Most outbreaks of herpetic keratitis will resolve themselves spontaneously within 3 weeks of infection, most treatment options involve minimizing damage to the eye and preventing scarring. Topical and oral therapy are most common, but some other forms of treatment may also be necessary depending on the extent of the infection.
One of the most common forms of treatment is the topical ganciclovir ophthalmic gel. This option is minimally damaging to the cornea, requires less frequent applications, and has a convenient gel formulation. Trifluridine solution and vidarabine ointment are also common topical treatments. In most cases, topical treatments see results in 2-5 days with complete resolution of the issue in 2 weeks.
Some doctors rely on oral therapy to treat this common infection. Oral acyclovir has been found as effective as topical antivirals for remedying the condition. It is also an advantageous option compared to topical methods, as it incurs no ocular toxicity. This treatment option is preferred specifically for patients with preexisting conditions as well as those who are immunocompromised and for pediatric patients.
Your doctor will work with you to determine the most effective form of treatment for you.

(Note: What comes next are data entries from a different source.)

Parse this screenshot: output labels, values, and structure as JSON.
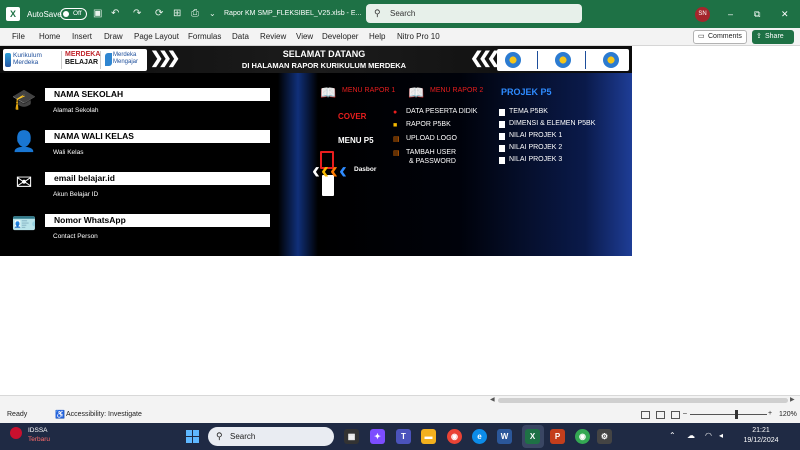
{
  "titlebar": {
    "autosave_label": "AutoSave",
    "autosave_state": "Off",
    "doc_title": "Rapor KM SMP_FLEKSIBEL_V25.xlsb - E...",
    "search_placeholder": "Search",
    "user_initials": "SN",
    "win_minimize": "–",
    "win_restore": "⧉",
    "win_close": "✕"
  },
  "ribbon": {
    "tabs": [
      "File",
      "Home",
      "Insert",
      "Draw",
      "Page Layout",
      "Formulas",
      "Data",
      "Review",
      "View",
      "Developer",
      "Help",
      "Nitro Pro 10"
    ],
    "comments_label": "Comments",
    "share_label": "Share"
  },
  "dashboard": {
    "logo_km_line1": "Kurikulum",
    "logo_km_line2": "Merdeka",
    "logo_mb_line1": "MERDEKA",
    "logo_mb_line2": "BELAJAR",
    "logo_mm_line1": "Merdeka",
    "logo_mm_line2": "Mengajar",
    "welcome_line1": "SELAMAT DATANG",
    "welcome_line2": "DI HALAMAN RAPOR KURIKULUM MERDEKA",
    "info": [
      {
        "title": "NAMA SEKOLAH",
        "sub": "Alamat Sekolah",
        "icon": "graduation-cap-icon"
      },
      {
        "title": "NAMA WALI KELAS",
        "sub": "Wali Kelas",
        "icon": "user-icon"
      },
      {
        "title": "email belajar.id",
        "sub": "Akun Belajar ID",
        "icon": "envelope-icon"
      },
      {
        "title": "Nomor WhatsApp",
        "sub": "Contact Person",
        "icon": "id-card-icon"
      }
    ],
    "menu_rapor_1": "MENU RAPOR 1",
    "menu_rapor_2": "MENU RAPOR 2",
    "cover": "COVER",
    "menu_p5": "MENU P5",
    "dasbor": "Dasbor",
    "menu2_items": [
      "DATA PESERTA DIDIK",
      "RAPOR P5BK",
      "UPLOAD LOGO",
      "TAMBAH USER",
      "& PASSWORD"
    ],
    "projek_title": "PROJEK P5",
    "projek_items": [
      "TEMA P5BK",
      "DIMENSI & ELEMEN P5BK",
      "NILAI PROJEK 1",
      "NILAI PROJEK 2",
      "NILAI PROJEK 3"
    ],
    "colors": {
      "red": "#e81e1e",
      "blue_accent": "#2e8bff",
      "excel_green": "#1e7145"
    }
  },
  "status": {
    "ready": "Ready",
    "accessibility": "Accessibility: Investigate",
    "zoom": "120%",
    "zoom_minus": "–",
    "zoom_plus": "+"
  },
  "taskbar": {
    "weather_line1": "IDSSA",
    "weather_line2": "Terbaru",
    "search_placeholder": "Search",
    "time": "21:21",
    "date": "19/12/2024"
  }
}
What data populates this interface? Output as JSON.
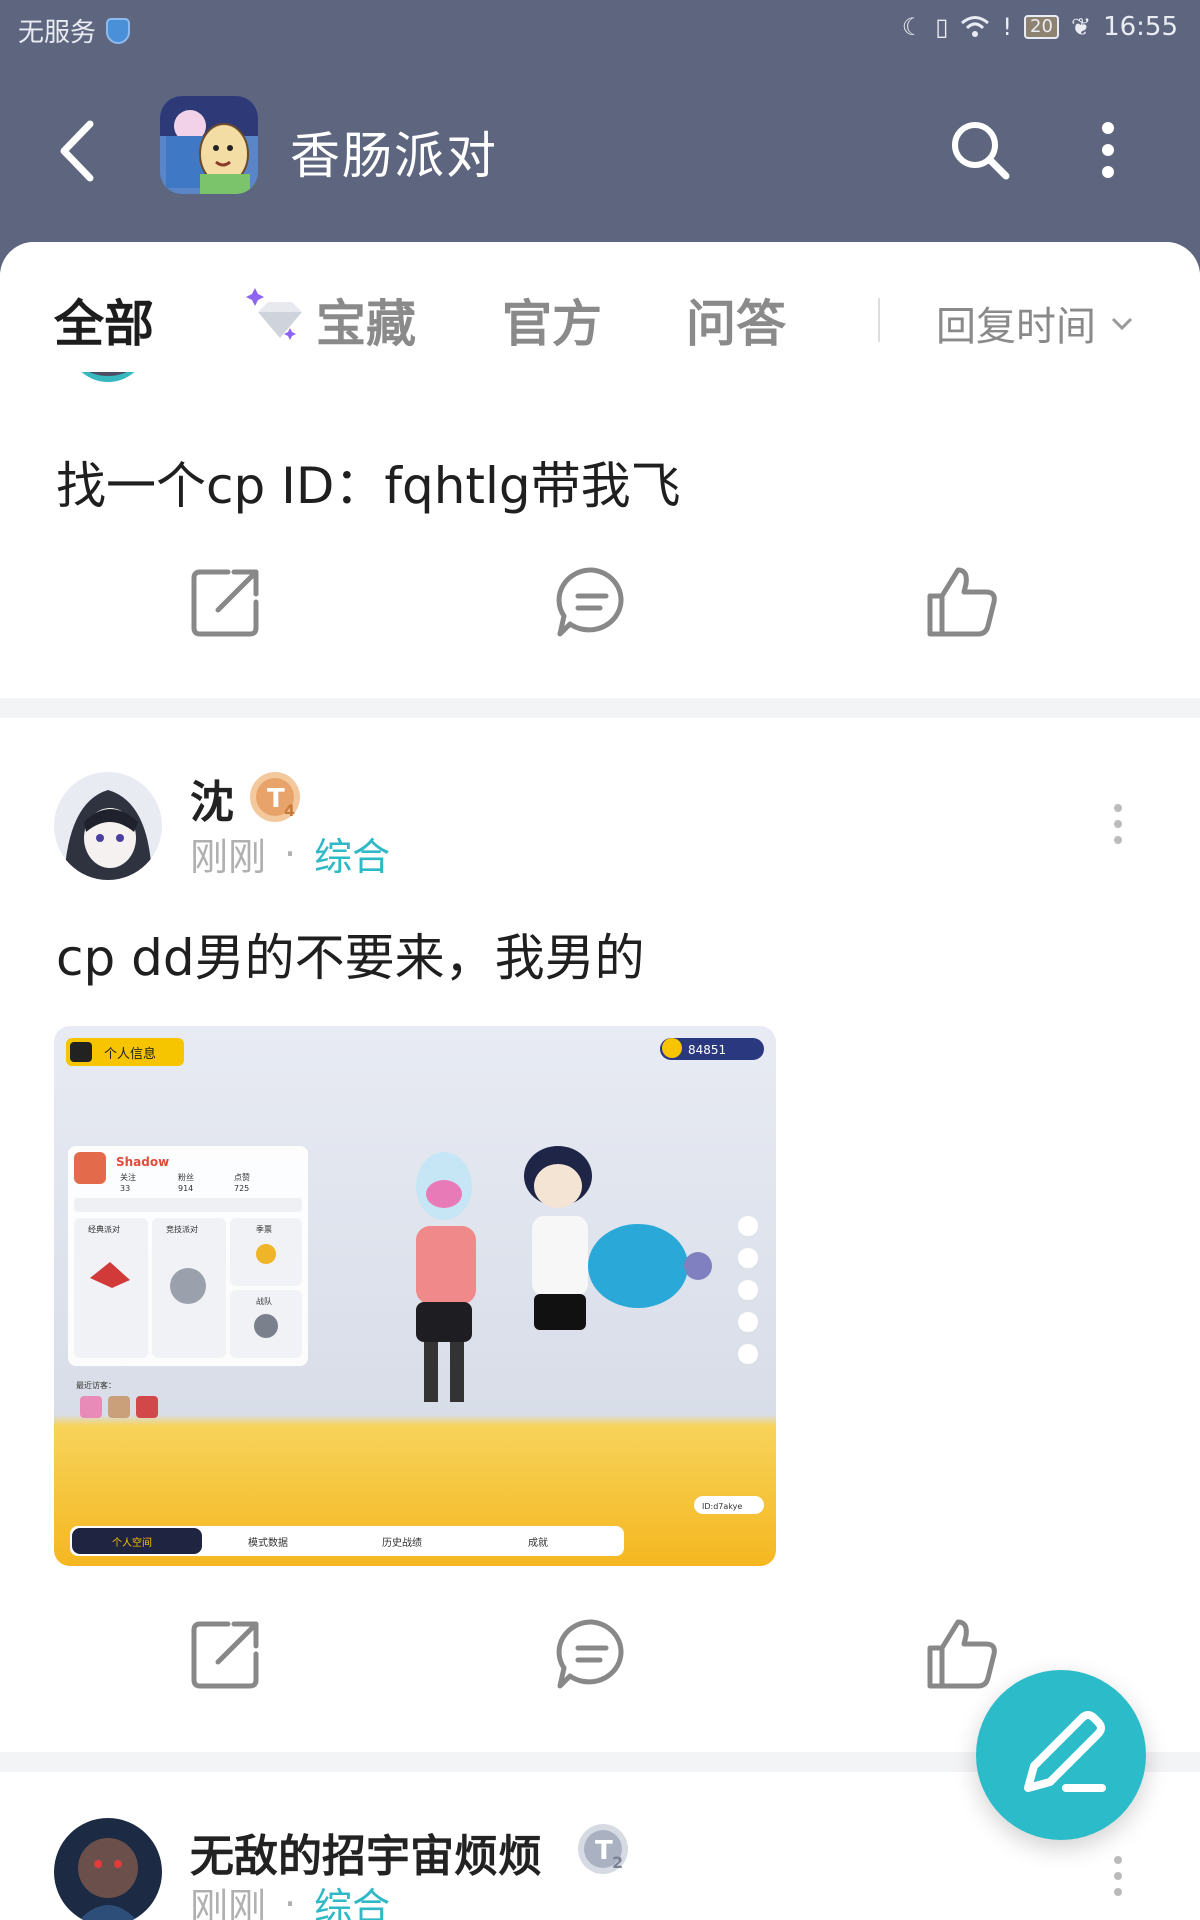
{
  "status_bar": {
    "carrier": "无服务",
    "battery": "20",
    "time": "16:55"
  },
  "header": {
    "title": "香肠派对"
  },
  "tabs": [
    {
      "label": "全部",
      "active": true
    },
    {
      "label": "宝藏",
      "active": false
    },
    {
      "label": "官方",
      "active": false
    },
    {
      "label": "问答",
      "active": false
    }
  ],
  "sort": {
    "label": "回复时间"
  },
  "posts": [
    {
      "partial": true,
      "text": "找一个cp ID：fqhtlg带我飞"
    },
    {
      "username": "沈",
      "level_badge": "T4",
      "time": "刚刚",
      "category": "综合",
      "text": "cp dd男的不要来，我男的",
      "screenshot": {
        "top_left_label": "个人信息",
        "currency": "84851",
        "player_name": "Shadow",
        "stats": [
          "关注",
          "粉丝",
          "点赞"
        ],
        "stat_values": [
          "33",
          "914",
          "725"
        ],
        "modes": [
          "经典派对",
          "竞技派对",
          "季票",
          "战队"
        ],
        "bottom_tabs": [
          "个人空间",
          "模式数据",
          "历史战绩",
          "成就"
        ],
        "recent_visitors": "最近访客：",
        "id_label": "ID:d7akye"
      }
    },
    {
      "username": "无敌的招宇宙烦烦",
      "level_badge": "T2",
      "time": "刚刚",
      "category": "综合"
    }
  ],
  "accent_color": "#2cbcc9"
}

Herpetic keratitis is a relatively common and very treatable condition. The disease is caused by the common herpes virus and may infect the eyelid and surrounding areas. One major concern if left untreated is diminished vision. Most individuals respond well to topical or oral treatment and experience full recovery within 2-3 weeks of diagnosis. It is important, however, to seek doctor care for this condition to avoid any pervasive long-term issues.